To quote Wikipedia, “Day of the Dead (Spanish: Día de los Muertos) is a holiday celebrated by many in Mexico and by some Mexican Americans living in the United States and Canada. The holiday focuses on gatherings of family and friends to pray for and remember friends and family members who have died. The celebration occurs on November 2 in connection with the Catholic holidays of All Saints’ Day (November 1) and All Souls’ Day (November 2). Traditions connected with the holiday include building private altars honoring the deceased using sugar skulls, marigolds, and the favorite foods and beverages of the departed and visiting graves with these as gifts. The Day of the Dead is a time of celebration when eating and partying are common. Due to occurring shortly after Halloween, the Day of the Dead is sometimes thought to be a similar holiday, although the two are celebrated differently.”

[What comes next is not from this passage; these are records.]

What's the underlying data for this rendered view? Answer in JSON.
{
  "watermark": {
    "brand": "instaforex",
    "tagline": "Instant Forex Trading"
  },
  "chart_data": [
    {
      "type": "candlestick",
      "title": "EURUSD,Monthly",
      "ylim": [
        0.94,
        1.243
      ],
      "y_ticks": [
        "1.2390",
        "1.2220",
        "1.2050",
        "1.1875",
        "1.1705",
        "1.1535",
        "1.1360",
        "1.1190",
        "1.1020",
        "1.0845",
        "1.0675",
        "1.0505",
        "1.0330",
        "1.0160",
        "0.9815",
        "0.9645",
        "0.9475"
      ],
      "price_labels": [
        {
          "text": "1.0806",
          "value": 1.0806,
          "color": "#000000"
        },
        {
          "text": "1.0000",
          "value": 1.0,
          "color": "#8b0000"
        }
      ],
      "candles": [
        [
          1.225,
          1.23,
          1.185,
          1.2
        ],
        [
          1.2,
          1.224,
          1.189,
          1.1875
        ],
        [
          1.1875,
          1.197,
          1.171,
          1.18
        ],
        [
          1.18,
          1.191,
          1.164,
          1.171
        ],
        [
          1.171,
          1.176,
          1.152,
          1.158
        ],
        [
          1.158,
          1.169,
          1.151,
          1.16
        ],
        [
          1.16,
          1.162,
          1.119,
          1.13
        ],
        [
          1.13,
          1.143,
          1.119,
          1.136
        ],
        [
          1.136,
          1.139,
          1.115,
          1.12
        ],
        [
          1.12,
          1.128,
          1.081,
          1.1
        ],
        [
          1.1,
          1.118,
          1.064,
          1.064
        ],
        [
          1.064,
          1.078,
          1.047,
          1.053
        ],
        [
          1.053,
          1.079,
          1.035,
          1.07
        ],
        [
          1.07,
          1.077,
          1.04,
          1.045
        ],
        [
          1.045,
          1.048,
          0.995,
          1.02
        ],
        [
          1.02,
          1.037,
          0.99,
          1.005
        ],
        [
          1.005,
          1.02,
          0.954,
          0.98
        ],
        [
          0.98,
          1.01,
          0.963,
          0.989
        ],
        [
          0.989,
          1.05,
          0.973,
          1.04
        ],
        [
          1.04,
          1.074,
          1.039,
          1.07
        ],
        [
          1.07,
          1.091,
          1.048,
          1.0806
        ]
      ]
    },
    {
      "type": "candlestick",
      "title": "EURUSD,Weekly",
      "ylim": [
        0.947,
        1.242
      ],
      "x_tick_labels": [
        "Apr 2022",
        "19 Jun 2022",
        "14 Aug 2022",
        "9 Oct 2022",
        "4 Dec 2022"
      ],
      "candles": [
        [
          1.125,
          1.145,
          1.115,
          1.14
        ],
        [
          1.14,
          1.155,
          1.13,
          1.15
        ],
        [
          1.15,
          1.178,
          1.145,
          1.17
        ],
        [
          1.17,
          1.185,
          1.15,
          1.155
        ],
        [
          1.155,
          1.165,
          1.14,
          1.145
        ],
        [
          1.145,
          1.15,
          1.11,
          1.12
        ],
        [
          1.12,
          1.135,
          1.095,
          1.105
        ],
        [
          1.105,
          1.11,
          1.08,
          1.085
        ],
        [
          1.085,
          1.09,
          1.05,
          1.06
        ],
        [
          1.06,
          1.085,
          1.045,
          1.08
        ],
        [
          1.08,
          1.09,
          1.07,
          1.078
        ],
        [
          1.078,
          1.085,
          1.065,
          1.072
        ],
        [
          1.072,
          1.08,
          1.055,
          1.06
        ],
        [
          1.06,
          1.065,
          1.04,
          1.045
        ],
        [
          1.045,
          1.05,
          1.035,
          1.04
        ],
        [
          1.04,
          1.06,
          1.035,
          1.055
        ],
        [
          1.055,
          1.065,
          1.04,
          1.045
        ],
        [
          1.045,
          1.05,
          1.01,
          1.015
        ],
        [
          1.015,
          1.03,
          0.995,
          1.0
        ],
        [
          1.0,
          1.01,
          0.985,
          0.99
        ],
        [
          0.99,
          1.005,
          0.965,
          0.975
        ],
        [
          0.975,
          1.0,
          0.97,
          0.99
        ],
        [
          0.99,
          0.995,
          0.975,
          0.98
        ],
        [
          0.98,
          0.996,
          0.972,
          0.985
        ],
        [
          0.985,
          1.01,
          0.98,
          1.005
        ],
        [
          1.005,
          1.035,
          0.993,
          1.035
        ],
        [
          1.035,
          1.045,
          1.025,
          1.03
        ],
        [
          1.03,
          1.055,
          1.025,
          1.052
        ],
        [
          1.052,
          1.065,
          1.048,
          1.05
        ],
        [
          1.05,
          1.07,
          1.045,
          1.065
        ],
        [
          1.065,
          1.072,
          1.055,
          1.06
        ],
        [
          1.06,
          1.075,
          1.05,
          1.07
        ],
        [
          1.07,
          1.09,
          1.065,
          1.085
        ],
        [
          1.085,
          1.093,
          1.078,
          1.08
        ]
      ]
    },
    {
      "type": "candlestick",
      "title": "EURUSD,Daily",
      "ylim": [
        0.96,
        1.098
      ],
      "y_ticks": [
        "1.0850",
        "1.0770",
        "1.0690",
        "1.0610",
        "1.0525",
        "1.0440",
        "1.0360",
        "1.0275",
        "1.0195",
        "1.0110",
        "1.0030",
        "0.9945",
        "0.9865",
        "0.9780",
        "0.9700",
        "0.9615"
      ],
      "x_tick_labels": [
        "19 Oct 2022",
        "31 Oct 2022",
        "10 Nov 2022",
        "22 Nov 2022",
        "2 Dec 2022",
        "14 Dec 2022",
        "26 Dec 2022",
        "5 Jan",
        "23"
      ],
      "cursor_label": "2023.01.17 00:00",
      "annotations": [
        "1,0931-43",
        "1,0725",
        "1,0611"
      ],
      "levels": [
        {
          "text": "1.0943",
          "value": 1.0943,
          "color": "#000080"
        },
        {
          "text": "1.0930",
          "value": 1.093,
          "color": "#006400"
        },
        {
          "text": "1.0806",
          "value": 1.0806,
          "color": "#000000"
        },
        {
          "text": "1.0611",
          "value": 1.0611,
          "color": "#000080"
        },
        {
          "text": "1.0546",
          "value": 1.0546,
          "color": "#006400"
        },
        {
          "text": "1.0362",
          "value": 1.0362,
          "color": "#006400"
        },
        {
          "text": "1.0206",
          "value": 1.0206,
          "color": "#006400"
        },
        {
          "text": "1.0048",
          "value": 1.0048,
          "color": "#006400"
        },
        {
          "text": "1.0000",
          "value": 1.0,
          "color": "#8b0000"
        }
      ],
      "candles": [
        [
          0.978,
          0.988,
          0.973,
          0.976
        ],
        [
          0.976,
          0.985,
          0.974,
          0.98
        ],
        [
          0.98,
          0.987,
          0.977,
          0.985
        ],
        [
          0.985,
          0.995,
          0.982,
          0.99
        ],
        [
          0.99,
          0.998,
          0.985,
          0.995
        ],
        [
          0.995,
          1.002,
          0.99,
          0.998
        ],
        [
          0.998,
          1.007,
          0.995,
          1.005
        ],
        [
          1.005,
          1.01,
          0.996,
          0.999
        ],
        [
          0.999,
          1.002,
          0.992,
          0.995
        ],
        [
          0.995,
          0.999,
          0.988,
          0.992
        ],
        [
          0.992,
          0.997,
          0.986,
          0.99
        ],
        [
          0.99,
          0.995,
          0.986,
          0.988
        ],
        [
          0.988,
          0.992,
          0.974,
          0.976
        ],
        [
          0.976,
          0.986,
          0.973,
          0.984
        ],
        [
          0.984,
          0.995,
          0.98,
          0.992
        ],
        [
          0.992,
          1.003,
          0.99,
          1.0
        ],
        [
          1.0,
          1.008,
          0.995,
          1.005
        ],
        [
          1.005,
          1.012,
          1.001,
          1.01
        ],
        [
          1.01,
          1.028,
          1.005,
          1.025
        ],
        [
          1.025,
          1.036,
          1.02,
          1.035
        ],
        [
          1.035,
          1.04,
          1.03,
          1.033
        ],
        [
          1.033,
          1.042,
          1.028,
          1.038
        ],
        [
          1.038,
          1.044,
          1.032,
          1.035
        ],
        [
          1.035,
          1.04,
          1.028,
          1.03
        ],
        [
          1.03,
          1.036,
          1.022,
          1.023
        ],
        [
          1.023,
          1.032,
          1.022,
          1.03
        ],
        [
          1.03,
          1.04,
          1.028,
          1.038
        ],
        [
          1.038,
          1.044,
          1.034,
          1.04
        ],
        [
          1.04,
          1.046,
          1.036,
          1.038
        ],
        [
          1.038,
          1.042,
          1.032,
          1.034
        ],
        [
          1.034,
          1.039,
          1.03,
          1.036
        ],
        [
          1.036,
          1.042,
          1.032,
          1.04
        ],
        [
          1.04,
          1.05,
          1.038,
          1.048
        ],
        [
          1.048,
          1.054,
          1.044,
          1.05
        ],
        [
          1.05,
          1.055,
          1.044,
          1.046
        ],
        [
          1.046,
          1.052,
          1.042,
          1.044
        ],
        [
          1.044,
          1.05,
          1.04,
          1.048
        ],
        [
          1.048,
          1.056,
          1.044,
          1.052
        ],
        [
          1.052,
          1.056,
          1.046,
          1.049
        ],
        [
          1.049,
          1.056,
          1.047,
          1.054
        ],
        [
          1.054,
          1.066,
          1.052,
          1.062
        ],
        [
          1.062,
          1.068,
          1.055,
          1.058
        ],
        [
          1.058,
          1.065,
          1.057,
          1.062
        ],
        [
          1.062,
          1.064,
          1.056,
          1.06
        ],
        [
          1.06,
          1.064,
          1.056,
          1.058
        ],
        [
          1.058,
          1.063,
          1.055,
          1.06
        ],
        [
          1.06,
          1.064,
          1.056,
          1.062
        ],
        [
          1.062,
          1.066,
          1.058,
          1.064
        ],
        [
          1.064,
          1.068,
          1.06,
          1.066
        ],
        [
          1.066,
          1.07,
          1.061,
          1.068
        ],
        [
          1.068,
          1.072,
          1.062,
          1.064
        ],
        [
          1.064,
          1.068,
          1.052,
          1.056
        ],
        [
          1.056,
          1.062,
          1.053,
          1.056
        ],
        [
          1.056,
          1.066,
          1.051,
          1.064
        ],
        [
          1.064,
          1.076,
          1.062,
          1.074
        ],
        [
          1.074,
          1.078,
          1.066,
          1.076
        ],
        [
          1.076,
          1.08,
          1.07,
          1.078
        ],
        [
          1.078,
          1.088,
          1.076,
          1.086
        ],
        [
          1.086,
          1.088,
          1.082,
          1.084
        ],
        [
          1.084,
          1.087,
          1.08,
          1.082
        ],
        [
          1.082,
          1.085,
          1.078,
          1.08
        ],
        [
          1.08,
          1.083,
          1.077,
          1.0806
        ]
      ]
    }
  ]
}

Investigation Results: While not an investigation per se, TFC has attended the quintessential Day of the Dead celebration twice in the mecca of it all which is Oaxaca, Mexico. TFC was there in both 2004 and 2007. While there we visited several cathedrals, cemeteries, and the ancient cities of Monte Alban, Tulum, and Chichen Itza. Each time it was rather impossible to get reliable data due to all of the celebrating and activity but the awe and mystical wonder was definitely omnipresent. Note, the stock images used here are cross referenced off Bing images and were not taken by TFC. Three depict “offrendas” or altars made to honor the dead, one is of sugar skulls or “calaveras” that are a staple of the holiday. Also pictured are 2 photos of decorated cemeteries done in honor of the dead.